When Ali first arrived on the boxing scene, he bemused audiences with his unconventional style—a distinct, dancelike mix of “circling, shuffling, hopping, dipping, ducking, feinting, jitterbugging.” The journalist A.J. Liebling hedged, “He was good to watch, but seemed to make only glancing contact.” Glancing contact is a perfect description for how Moore’s poetry relates to the world: She blended visual perceptiveness and fine-grained observation with a love of oddity, indirection, idiosyncrasy. She wrote poems about creatures—snails, pangolins, reindeer—whose glowing eccentricities became metaphors for individual artistic styles.

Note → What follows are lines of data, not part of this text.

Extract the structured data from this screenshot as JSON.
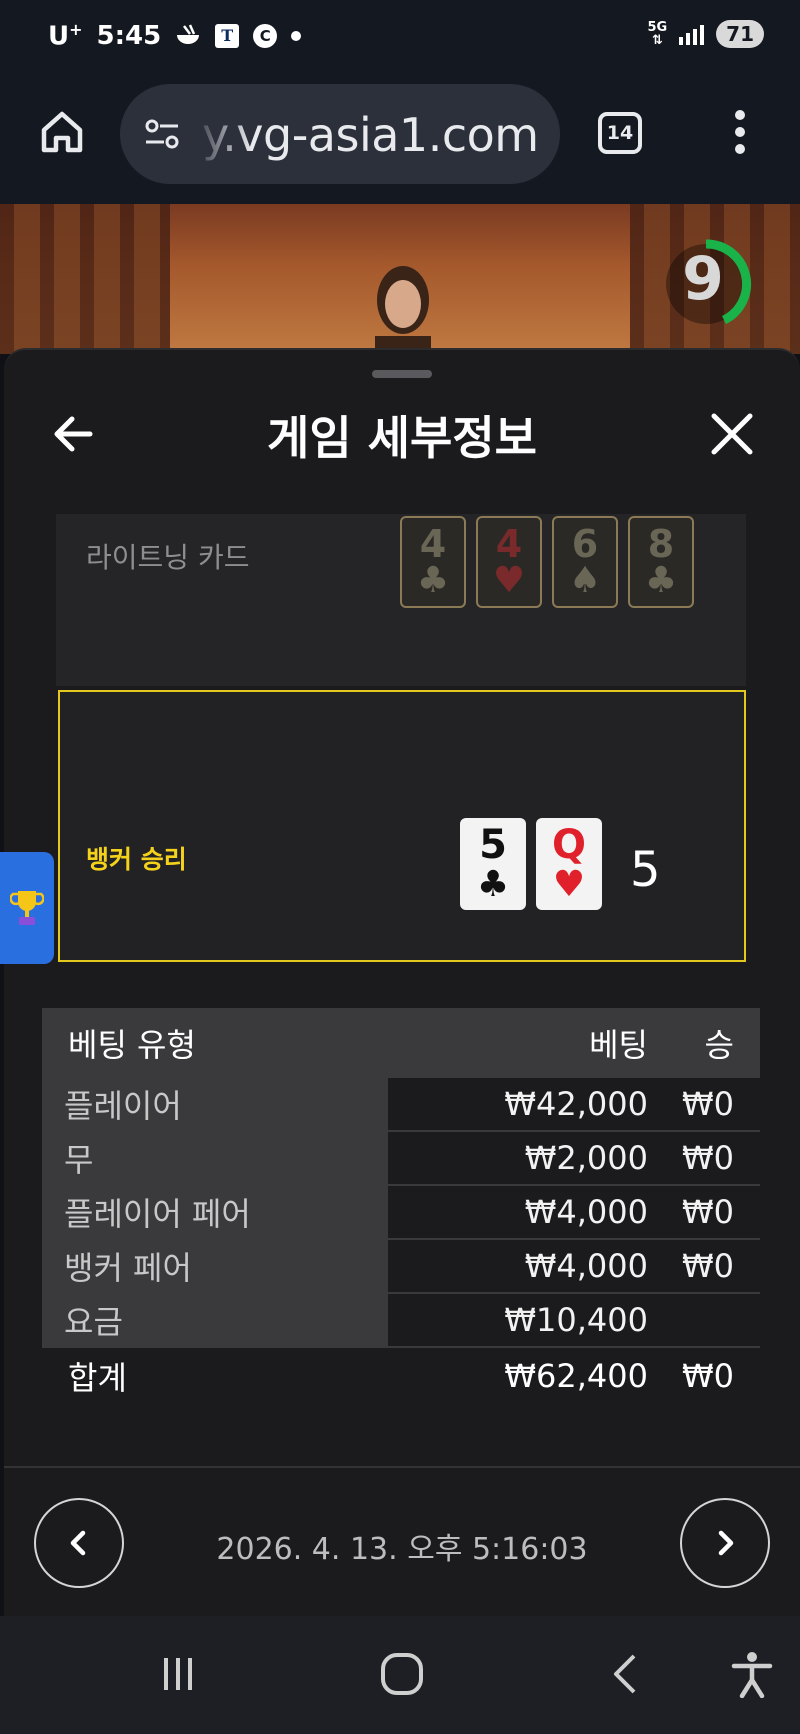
{
  "status_bar": {
    "carrier": "U",
    "carrier_sup": "+",
    "time": "5:45",
    "notif_t": "T",
    "notif_c": "C",
    "network": "5G",
    "battery": "71"
  },
  "browser": {
    "url": "y.vg-asia1.com",
    "tab_count": "14"
  },
  "stream": {
    "timer_value": "9"
  },
  "sheet": {
    "title": "게임 세부정보",
    "lightning_label": "라이트닝 카드",
    "lightning_cards": [
      {
        "rank": "4",
        "suit": "♣",
        "color": "black"
      },
      {
        "rank": "4",
        "suit": "♥",
        "color": "red"
      },
      {
        "rank": "6",
        "suit": "♠",
        "color": "black"
      },
      {
        "rank": "8",
        "suit": "♣",
        "color": "black"
      }
    ],
    "result_label": "뱅커 승리",
    "result_cards": [
      {
        "rank": "5",
        "suit": "♣",
        "color": "black"
      },
      {
        "rank": "Q",
        "suit": "♥",
        "color": "red"
      }
    ],
    "result_score": "5",
    "accent_color": "#e3c81e"
  },
  "bet_table": {
    "headers": {
      "type": "베팅 유형",
      "bet": "베팅",
      "win": "승"
    },
    "rows": [
      {
        "type": "플레이어",
        "bet": "₩42,000",
        "win": "₩0"
      },
      {
        "type": "무",
        "bet": "₩2,000",
        "win": "₩0"
      },
      {
        "type": "플레이어 페어",
        "bet": "₩4,000",
        "win": "₩0"
      },
      {
        "type": "뱅커 페어",
        "bet": "₩4,000",
        "win": "₩0"
      },
      {
        "type": "요금",
        "bet": "₩10,400",
        "win": ""
      }
    ],
    "total": {
      "type": "합계",
      "bet": "₩62,400",
      "win": "₩0"
    }
  },
  "footer": {
    "timestamp": "2026. 4. 13. 오후 5:16:03"
  }
}
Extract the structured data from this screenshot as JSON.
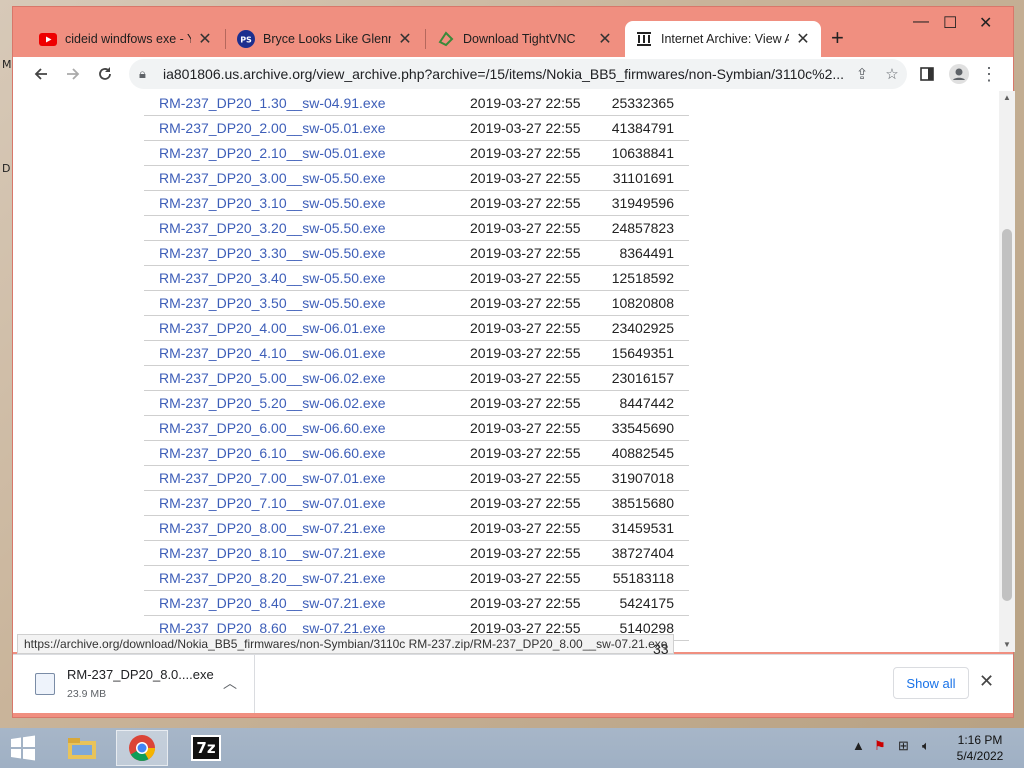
{
  "desktop": {
    "edge_letters": [
      "M",
      "D"
    ]
  },
  "browser": {
    "tabs": [
      {
        "title": "cideid windfows exe - Yo",
        "icon": "youtube-icon",
        "active": false
      },
      {
        "title": "Bryce Looks Like Glenn G",
        "icon": "ps-icon",
        "active": false
      },
      {
        "title": "Download TightVNC",
        "icon": "tightvnc-icon",
        "active": false
      },
      {
        "title": "Internet Archive: View Arc",
        "icon": "archive-icon",
        "active": true
      }
    ],
    "new_tab_label": "+",
    "window_controls": {
      "minimize": "—",
      "maximize": "☐",
      "close": "✕"
    },
    "url": "ia801806.us.archive.org/view_archive.php?archive=/15/items/Nokia_BB5_firmwares/non-Symbian/3110c%2...",
    "status_url": "https://archive.org/download/Nokia_BB5_firmwares/non-Symbian/3110c RM-237.zip/RM-237_DP20_8.00__sw-07.21.exe"
  },
  "files": [
    {
      "name": "RM-237_DP20_1.30__sw-04.91.exe",
      "date": "2019-03-27 22:55",
      "size": "25332365"
    },
    {
      "name": "RM-237_DP20_2.00__sw-05.01.exe",
      "date": "2019-03-27 22:55",
      "size": "41384791"
    },
    {
      "name": "RM-237_DP20_2.10__sw-05.01.exe",
      "date": "2019-03-27 22:55",
      "size": "10638841"
    },
    {
      "name": "RM-237_DP20_3.00__sw-05.50.exe",
      "date": "2019-03-27 22:55",
      "size": "31101691"
    },
    {
      "name": "RM-237_DP20_3.10__sw-05.50.exe",
      "date": "2019-03-27 22:55",
      "size": "31949596"
    },
    {
      "name": "RM-237_DP20_3.20__sw-05.50.exe",
      "date": "2019-03-27 22:55",
      "size": "24857823"
    },
    {
      "name": "RM-237_DP20_3.30__sw-05.50.exe",
      "date": "2019-03-27 22:55",
      "size": "8364491"
    },
    {
      "name": "RM-237_DP20_3.40__sw-05.50.exe",
      "date": "2019-03-27 22:55",
      "size": "12518592"
    },
    {
      "name": "RM-237_DP20_3.50__sw-05.50.exe",
      "date": "2019-03-27 22:55",
      "size": "10820808"
    },
    {
      "name": "RM-237_DP20_4.00__sw-06.01.exe",
      "date": "2019-03-27 22:55",
      "size": "23402925"
    },
    {
      "name": "RM-237_DP20_4.10__sw-06.01.exe",
      "date": "2019-03-27 22:55",
      "size": "15649351"
    },
    {
      "name": "RM-237_DP20_5.00__sw-06.02.exe",
      "date": "2019-03-27 22:55",
      "size": "23016157"
    },
    {
      "name": "RM-237_DP20_5.20__sw-06.02.exe",
      "date": "2019-03-27 22:55",
      "size": "8447442"
    },
    {
      "name": "RM-237_DP20_6.00__sw-06.60.exe",
      "date": "2019-03-27 22:55",
      "size": "33545690"
    },
    {
      "name": "RM-237_DP20_6.10__sw-06.60.exe",
      "date": "2019-03-27 22:55",
      "size": "40882545"
    },
    {
      "name": "RM-237_DP20_7.00__sw-07.01.exe",
      "date": "2019-03-27 22:55",
      "size": "31907018"
    },
    {
      "name": "RM-237_DP20_7.10__sw-07.01.exe",
      "date": "2019-03-27 22:55",
      "size": "38515680"
    },
    {
      "name": "RM-237_DP20_8.00__sw-07.21.exe",
      "date": "2019-03-27 22:55",
      "size": "31459531"
    },
    {
      "name": "RM-237_DP20_8.10__sw-07.21.exe",
      "date": "2019-03-27 22:55",
      "size": "38727404"
    },
    {
      "name": "RM-237_DP20_8.20__sw-07.21.exe",
      "date": "2019-03-27 22:55",
      "size": "55183118"
    },
    {
      "name": "RM-237_DP20_8.40__sw-07.21.exe",
      "date": "2019-03-27 22:55",
      "size": "5424175"
    },
    {
      "name": "RM-237_DP20_8.60__sw-07.21.exe",
      "date": "2019-03-27 22:55",
      "size": "5140298"
    }
  ],
  "partial_row_tail": "33",
  "download": {
    "filename": "RM-237_DP20_8.0....exe",
    "size": "23.9 MB",
    "show_all": "Show all"
  },
  "taskbar": {
    "apps": [
      {
        "name": "file-explorer",
        "active": false
      },
      {
        "name": "chrome",
        "active": true
      },
      {
        "name": "7zip",
        "label": "7z",
        "active": false
      }
    ],
    "clock_time": "1:16 PM",
    "clock_date": "5/4/2022"
  }
}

It’s not hard to imagine Clay, the butterfly-bee, the “mouse” who could “outrun a horse,” as a Moore-ian invention, especially in the context of his own awareness of himself as spectacle. “Fighters are just brutes that come to entertain the rich white people,” Ali said in 1970, reflecting painfully on his status as a racialized wonder. “Beat up on each other and break each other’s noses, and bleed, and show off like two little monkeys for the crowd.”
But what about Ali’s linguistic pageantry, the words he used to talk about himself? As John Capouya recounted in a 2005 Sports Illustrated profile, he partially owed his “approach to flamboyant self-promotion” (as well as his interest in aesthetics) to the wrestler Gorgeous George Wagner. The 19-year-old Cassius Clay met Wagner in a locker room after the ebullient 46-year-old star had defeated his rival Freddie Blassie. “A lot of people will pay to see someone shut your mouth,” Wagner advised the future champion, explaining his own vow to “crawl across the ring and cut my hair off” if somehow Blassie beat him. “So keep on bragging, keep on sassing and always be outrageous.” (“I said, ‘This is a goooood idea!’ ” Ali told Capouya.)
You hear Gorgeous George in Ali’s cheerful bombastic self-mythologizing. (“Sooo pretty!” the elderly boxer marveled to Remnick, watching videos of himself fighting as a young man). Leibling called him “Mr. Swellhead Bigmouth Poet”; others referred to him as “Gaseous Cassius.” On June 4, 1975, Ali treated a class of freshly minted Harvard University grads to one of the shortest verses ever drafted, an ode to his greatness that reads, in its entirety: “Me? Whee!” Some of his other greatest hits include: “If you even dream of beating me, you’d better wake up and apologize” and “I’m so mean, I make medicine sick.”
As for “float like a butterfly, sting like a bee,” that iconic pair of similes reportedly came courtesy of Ali’s friend and assistant trainer Drew “Bundini” Brown (who copyrighted the lines). Brown joined the Greatest’s entourage at the recommendation of Sugar Ray Robinson: “I saw Muhammad on television reciting poetry in Greenwich Village … he needed somebody to watch over him, somebody to keep him happy and relaxed. I had just the guy.” The writer of Brown’s obituary didn’t specify which poets Ali invoked on the way to meeting a future soul mate—was it Gwendolyn Brooks, whose “We Real Cool” ripples beneath boasts like “I done handcuffed lightning”? Was it his old collaborator Marianne Moore? Either way, word and act, style and movement, fused beautifully in the life of the world’s best boxer. As both poet and athlete, Ali was more than gorgeous—he was a knockout.